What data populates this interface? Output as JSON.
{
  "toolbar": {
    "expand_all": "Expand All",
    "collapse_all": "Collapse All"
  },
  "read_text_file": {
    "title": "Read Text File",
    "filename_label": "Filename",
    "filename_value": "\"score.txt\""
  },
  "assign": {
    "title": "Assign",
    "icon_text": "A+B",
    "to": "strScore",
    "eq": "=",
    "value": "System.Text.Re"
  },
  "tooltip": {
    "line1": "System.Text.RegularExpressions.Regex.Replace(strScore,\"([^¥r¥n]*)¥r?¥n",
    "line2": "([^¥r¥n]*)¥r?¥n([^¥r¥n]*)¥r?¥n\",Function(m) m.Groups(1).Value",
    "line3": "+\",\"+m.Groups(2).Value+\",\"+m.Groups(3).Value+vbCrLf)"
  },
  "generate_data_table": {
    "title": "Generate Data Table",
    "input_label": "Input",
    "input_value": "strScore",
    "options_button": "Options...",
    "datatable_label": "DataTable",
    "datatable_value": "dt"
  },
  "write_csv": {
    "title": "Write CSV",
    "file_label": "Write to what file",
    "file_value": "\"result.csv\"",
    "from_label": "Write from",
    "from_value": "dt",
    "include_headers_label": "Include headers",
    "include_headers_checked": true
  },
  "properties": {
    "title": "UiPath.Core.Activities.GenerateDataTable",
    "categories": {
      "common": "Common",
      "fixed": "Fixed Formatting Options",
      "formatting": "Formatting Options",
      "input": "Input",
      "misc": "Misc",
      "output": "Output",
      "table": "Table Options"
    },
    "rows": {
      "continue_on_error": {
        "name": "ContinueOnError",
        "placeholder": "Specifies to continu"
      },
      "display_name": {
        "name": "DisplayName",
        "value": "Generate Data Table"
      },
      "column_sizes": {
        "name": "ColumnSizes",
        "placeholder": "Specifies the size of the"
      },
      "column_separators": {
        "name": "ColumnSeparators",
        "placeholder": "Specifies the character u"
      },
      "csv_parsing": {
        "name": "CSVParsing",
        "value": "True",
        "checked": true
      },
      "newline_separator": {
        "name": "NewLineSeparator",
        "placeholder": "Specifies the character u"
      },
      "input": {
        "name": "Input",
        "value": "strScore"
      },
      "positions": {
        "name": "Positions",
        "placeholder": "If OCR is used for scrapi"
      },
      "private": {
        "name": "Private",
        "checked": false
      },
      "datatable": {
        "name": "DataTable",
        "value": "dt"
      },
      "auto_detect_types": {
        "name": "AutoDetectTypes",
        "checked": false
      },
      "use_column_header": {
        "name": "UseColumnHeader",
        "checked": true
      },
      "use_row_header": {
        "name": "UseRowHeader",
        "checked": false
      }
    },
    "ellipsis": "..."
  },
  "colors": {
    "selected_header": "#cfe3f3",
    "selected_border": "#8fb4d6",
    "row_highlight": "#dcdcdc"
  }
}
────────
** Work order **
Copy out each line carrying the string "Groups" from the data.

** Exercise output **
    "line2": "([^¥r¥n]*)¥r?¥n([^¥r¥n]*)¥r?¥n\",Function(m) m.Groups(1).Value",
    "line3": "+\",\"+m.Groups(2).Value+\",\"+m.Groups(3).Value+vbCrLf)"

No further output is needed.